- _What to produce_
Your answer should hold the data exactly as given, minus any picture.

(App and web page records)
★ ★ ★ ★
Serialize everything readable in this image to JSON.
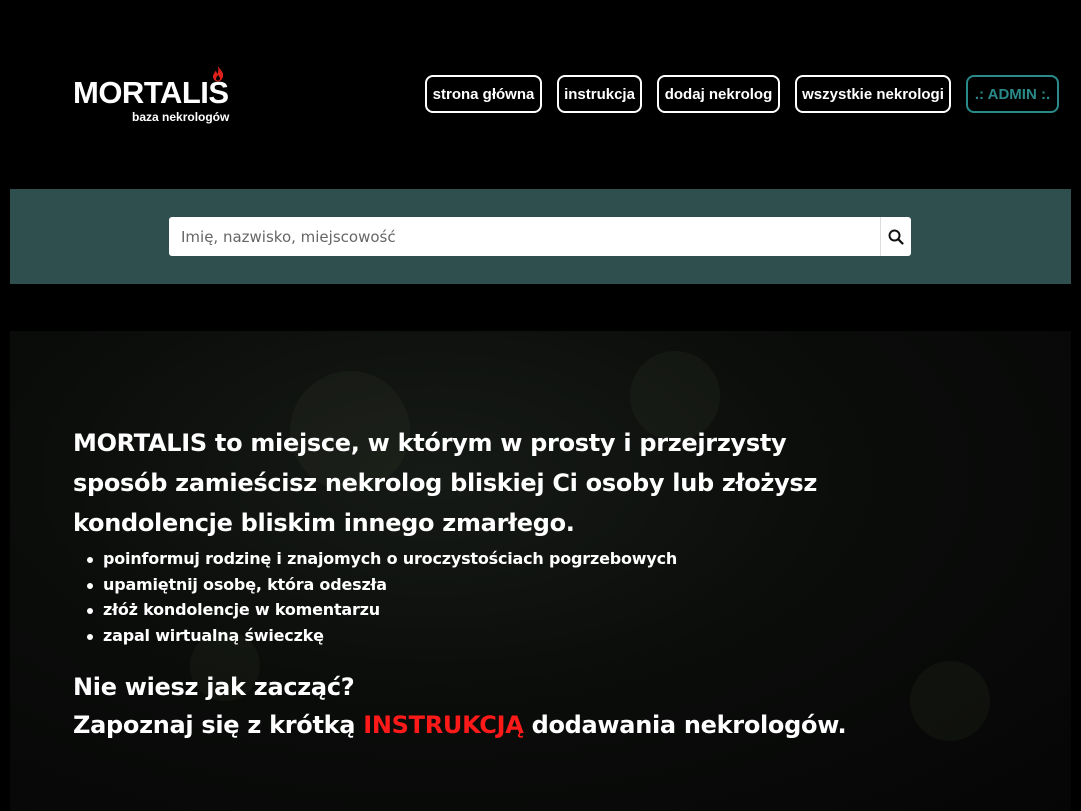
{
  "brand": {
    "name": "MORTALIS",
    "tagline": "baza nekrologów",
    "flame_icon": "flame-icon",
    "flame_color": "#e0201a"
  },
  "nav": {
    "items": [
      {
        "label": "strona główna"
      },
      {
        "label": "instrukcja"
      },
      {
        "label": "dodaj nekrolog"
      },
      {
        "label": "wszystkie nekrologi"
      },
      {
        "label": ".: ADMIN :."
      }
    ],
    "admin_color": "#2a8a8a"
  },
  "search": {
    "placeholder": "Imię, nazwisko, miejscowość",
    "value": "",
    "button_icon": "search-icon",
    "band_color": "#2f4f4f"
  },
  "hero": {
    "intro": "MORTALIS to miejsce, w którym w prosty i przejrzysty sposób zamieścisz nekrolog bliskiej Ci osoby lub złożysz kondolencje bliskim innego zmarłego.",
    "features": [
      "poinformuj rodzinę i znajomych o uroczystościach pogrzebowych",
      "upamiętnij osobę, która odeszła",
      "złóż kondolencje w komentarzu",
      "zapal wirtualną świeczkę"
    ],
    "cta_question": "Nie wiesz jak zacząć?",
    "cta_prefix": "Zapoznaj się z krótką ",
    "cta_link": "INSTRUKCJĄ",
    "cta_suffix": " dodawania nekrologów.",
    "cta_link_color": "#ff1a1a"
  }
}
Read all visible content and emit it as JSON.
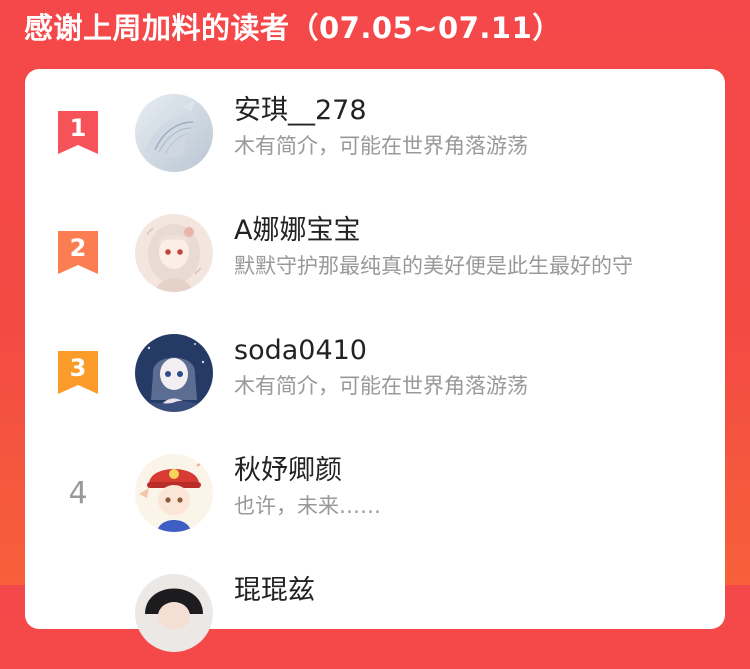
{
  "header": {
    "title": "感谢上周加料的读者（07.05~07.11）"
  },
  "readers": [
    {
      "rank": "1",
      "username": "安琪__278",
      "bio": "木有简介，可能在世界角落游荡",
      "badge_color": "#f5525a"
    },
    {
      "rank": "2",
      "username": "A娜娜宝宝",
      "bio": "默默守护那最纯真的美好便是此生最好的守",
      "badge_color": "#fb7d52"
    },
    {
      "rank": "3",
      "username": "soda0410",
      "bio": "木有简介，可能在世界角落游荡",
      "badge_color": "#fb9c2a"
    },
    {
      "rank": "4",
      "username": "秋妤卿颜",
      "bio": "也许，未来……"
    },
    {
      "username": "琨琨兹"
    }
  ],
  "colors": {
    "background": "#f5484a",
    "card": "#ffffff",
    "username_text": "#222222",
    "bio_text": "#999999",
    "rank_plain_text": "#999999"
  },
  "icons": [
    "ribbon-badge-icon"
  ]
}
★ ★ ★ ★
- _Answer to the exercise_
Serialize everything readable in this image to JSON.
{
  "brand": {
    "name": "MORTALIS",
    "tagline": "baza nekrologów",
    "flame_icon": "flame-icon",
    "flame_color": "#e0201a"
  },
  "nav": {
    "items": [
      {
        "label": "strona główna"
      },
      {
        "label": "instrukcja"
      },
      {
        "label": "dodaj nekrolog"
      },
      {
        "label": "wszystkie nekrologi"
      },
      {
        "label": ".: ADMIN :."
      }
    ],
    "admin_color": "#2a8a8a"
  },
  "search": {
    "placeholder": "Imię, nazwisko, miejscowość",
    "value": "",
    "button_icon": "search-icon",
    "band_color": "#2f4f4f"
  },
  "hero": {
    "intro": "MORTALIS to miejsce, w którym w prosty i przejrzysty sposób zamieścisz nekrolog bliskiej Ci osoby lub złożysz kondolencje bliskim innego zmarłego.",
    "features": [
      "poinformuj rodzinę i znajomych o uroczystościach pogrzebowych",
      "upamiętnij osobę, która odeszła",
      "złóż kondolencje w komentarzu",
      "zapal wirtualną świeczkę"
    ],
    "cta_question": "Nie wiesz jak zacząć?",
    "cta_prefix": "Zapoznaj się z krótką ",
    "cta_link": "INSTRUKCJĄ",
    "cta_suffix": " dodawania nekrologów.",
    "cta_link_color": "#ff1a1a"
  }
}
Read all visible content and emit it as JSON.
{
  "header": {
    "title": "感谢上周加料的读者（07.05~07.11）"
  },
  "readers": [
    {
      "rank": "1",
      "username": "安琪__278",
      "bio": "木有简介，可能在世界角落游荡",
      "badge_color": "#f5525a"
    },
    {
      "rank": "2",
      "username": "A娜娜宝宝",
      "bio": "默默守护那最纯真的美好便是此生最好的守",
      "badge_color": "#fb7d52"
    },
    {
      "rank": "3",
      "username": "soda0410",
      "bio": "木有简介，可能在世界角落游荡",
      "badge_color": "#fb9c2a"
    },
    {
      "rank": "4",
      "username": "秋妤卿颜",
      "bio": "也许，未来……"
    },
    {
      "username": "琨琨兹"
    }
  ],
  "colors": {
    "background": "#f5484a",
    "card": "#ffffff",
    "username_text": "#222222",
    "bio_text": "#999999",
    "rank_plain_text": "#999999"
  },
  "icons": [
    "ribbon-badge-icon"
  ]
}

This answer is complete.